Originally Posted by KGBRadioMoskow
In this age of DVR, 'time to inspect' is no longer an issue. You can play, replay, and pause to your hearts content. No speculation needed.
And given the number of people shown both inside the compound and outside it, there looked to be plenty of mouths to feed. And experienced butcher(s) (or many rural farmers, for that matter) can process a fair number of corpses fairly quick. Add in basic meat preservation techniques, and even the quibble requiring a ravenous appetite goes away.
In fact, it makes more sense to slaughter and process as quickly as you can - when getting maximum caloric input is a necessity, feeding an animal to make food is an incredibly wasteful choice. Wasting food on them just to keep them "fresh" until you're ready to eat them is a luxury that cannot be afforded - instead you kill them fairly quick (with some cautionary quarantine time) and process/eat what you can in the moment.
Now there is one part of the scene, IMO, that does fail the inspection assumption. In my experience when a rib cage of an animal is processed for meat, the ribs are not left as an intact group and all still attached to vertebrae. What would be discarded in a refuse pile would thus just be loose bones. But then chalk that up to showbiz decision making, not realism - such a scene wouldn't have had the same unambiguous impact.
An experienced butcher in this day in age is still largely dependent upon electricity, and there's seemingly not much of that going around.
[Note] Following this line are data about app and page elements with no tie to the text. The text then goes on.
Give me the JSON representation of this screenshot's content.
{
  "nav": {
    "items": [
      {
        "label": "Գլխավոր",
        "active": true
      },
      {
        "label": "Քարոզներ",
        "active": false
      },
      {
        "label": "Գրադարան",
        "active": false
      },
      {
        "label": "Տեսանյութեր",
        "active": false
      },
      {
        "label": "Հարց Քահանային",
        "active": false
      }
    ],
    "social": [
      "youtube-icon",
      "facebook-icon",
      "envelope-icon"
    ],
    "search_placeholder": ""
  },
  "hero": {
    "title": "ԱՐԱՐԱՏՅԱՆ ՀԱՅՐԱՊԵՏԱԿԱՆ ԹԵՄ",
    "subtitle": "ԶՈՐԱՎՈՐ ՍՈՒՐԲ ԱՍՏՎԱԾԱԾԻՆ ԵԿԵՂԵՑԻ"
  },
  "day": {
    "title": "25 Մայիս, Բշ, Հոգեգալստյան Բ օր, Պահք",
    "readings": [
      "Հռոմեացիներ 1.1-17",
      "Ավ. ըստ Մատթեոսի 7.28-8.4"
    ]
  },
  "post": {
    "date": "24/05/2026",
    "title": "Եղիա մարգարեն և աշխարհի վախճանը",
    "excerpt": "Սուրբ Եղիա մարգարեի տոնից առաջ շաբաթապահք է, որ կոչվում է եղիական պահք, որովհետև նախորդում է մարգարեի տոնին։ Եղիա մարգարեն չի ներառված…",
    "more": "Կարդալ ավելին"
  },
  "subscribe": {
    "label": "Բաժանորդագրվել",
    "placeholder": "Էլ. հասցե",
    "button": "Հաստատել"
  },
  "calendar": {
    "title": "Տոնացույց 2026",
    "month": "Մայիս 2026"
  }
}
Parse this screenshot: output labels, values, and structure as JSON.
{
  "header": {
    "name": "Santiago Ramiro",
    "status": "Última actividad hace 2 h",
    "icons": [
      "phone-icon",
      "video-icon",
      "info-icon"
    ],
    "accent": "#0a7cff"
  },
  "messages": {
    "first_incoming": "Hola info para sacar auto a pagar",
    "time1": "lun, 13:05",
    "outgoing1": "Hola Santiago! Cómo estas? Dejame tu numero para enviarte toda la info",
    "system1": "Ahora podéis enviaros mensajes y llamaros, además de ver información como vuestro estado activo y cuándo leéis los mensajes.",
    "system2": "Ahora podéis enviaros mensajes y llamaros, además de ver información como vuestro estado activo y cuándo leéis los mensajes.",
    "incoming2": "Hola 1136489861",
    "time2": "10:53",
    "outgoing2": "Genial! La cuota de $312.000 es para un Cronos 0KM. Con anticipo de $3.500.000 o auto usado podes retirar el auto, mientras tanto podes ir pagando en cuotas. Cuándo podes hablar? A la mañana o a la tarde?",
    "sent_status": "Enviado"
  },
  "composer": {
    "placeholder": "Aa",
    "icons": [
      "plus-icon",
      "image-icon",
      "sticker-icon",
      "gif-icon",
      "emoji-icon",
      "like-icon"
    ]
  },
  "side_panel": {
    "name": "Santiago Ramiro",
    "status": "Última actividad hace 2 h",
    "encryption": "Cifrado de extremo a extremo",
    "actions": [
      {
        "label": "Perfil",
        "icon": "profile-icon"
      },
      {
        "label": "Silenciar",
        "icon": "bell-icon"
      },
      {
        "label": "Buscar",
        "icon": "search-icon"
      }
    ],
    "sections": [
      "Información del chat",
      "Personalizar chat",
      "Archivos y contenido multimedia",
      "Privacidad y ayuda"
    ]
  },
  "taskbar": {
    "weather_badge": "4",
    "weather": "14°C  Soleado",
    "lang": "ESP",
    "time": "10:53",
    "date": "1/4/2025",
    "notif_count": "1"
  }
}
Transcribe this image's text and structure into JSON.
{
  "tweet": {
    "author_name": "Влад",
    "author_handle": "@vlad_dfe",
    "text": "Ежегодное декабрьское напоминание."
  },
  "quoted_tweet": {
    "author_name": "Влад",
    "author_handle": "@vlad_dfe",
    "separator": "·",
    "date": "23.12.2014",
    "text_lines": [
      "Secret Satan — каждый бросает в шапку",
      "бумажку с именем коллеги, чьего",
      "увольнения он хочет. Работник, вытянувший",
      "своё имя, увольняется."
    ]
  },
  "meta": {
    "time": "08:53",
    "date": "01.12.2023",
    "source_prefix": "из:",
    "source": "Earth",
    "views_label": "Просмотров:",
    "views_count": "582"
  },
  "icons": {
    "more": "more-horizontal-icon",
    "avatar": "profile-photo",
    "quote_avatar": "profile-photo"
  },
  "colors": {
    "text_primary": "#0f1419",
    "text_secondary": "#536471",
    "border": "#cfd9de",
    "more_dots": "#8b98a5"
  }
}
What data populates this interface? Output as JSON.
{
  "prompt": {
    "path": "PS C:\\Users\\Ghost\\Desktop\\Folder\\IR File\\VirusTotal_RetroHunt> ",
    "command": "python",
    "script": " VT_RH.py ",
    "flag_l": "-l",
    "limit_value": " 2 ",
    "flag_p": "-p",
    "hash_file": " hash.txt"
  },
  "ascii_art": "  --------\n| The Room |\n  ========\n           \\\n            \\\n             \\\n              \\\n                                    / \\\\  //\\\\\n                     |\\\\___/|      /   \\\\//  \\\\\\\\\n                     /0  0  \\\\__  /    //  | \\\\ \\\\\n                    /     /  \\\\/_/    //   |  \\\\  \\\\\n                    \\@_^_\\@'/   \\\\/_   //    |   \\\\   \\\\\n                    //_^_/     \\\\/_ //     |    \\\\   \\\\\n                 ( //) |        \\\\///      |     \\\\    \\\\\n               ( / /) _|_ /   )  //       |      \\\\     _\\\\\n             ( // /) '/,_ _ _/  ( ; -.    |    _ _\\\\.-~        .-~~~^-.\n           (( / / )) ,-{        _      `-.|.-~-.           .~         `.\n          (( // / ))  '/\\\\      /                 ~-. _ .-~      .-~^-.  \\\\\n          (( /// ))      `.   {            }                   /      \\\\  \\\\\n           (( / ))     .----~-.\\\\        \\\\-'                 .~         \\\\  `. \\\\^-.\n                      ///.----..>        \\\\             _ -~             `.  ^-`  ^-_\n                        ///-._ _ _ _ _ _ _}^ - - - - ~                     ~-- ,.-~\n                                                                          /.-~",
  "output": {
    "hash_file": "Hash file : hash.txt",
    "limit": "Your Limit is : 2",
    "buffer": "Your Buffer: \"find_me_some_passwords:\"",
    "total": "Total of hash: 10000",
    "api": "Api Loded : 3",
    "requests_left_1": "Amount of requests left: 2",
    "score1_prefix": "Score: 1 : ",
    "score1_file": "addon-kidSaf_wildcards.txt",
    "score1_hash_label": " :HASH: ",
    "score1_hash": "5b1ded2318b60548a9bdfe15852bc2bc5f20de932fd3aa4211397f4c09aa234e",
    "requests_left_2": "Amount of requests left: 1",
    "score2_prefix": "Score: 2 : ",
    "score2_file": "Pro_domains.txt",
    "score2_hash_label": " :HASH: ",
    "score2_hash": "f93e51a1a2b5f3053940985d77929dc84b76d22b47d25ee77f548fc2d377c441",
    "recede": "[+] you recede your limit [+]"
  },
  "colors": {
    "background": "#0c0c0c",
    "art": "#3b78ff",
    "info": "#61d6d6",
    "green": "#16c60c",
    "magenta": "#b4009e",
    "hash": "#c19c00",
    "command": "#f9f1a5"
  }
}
The refrigeration alone... Or a simpler explanation is that they could be feeding the zombies that are conspicuously absent from the perimeter. They probably have them all in a subbasement.
The thing to me that makes this whole enterprise unrealistic is that you could convince more than a handful of people that eating people is okay in an environment where food can be grown, game can be hunted, and there are still houses left to be scavenged from. I don't buy it.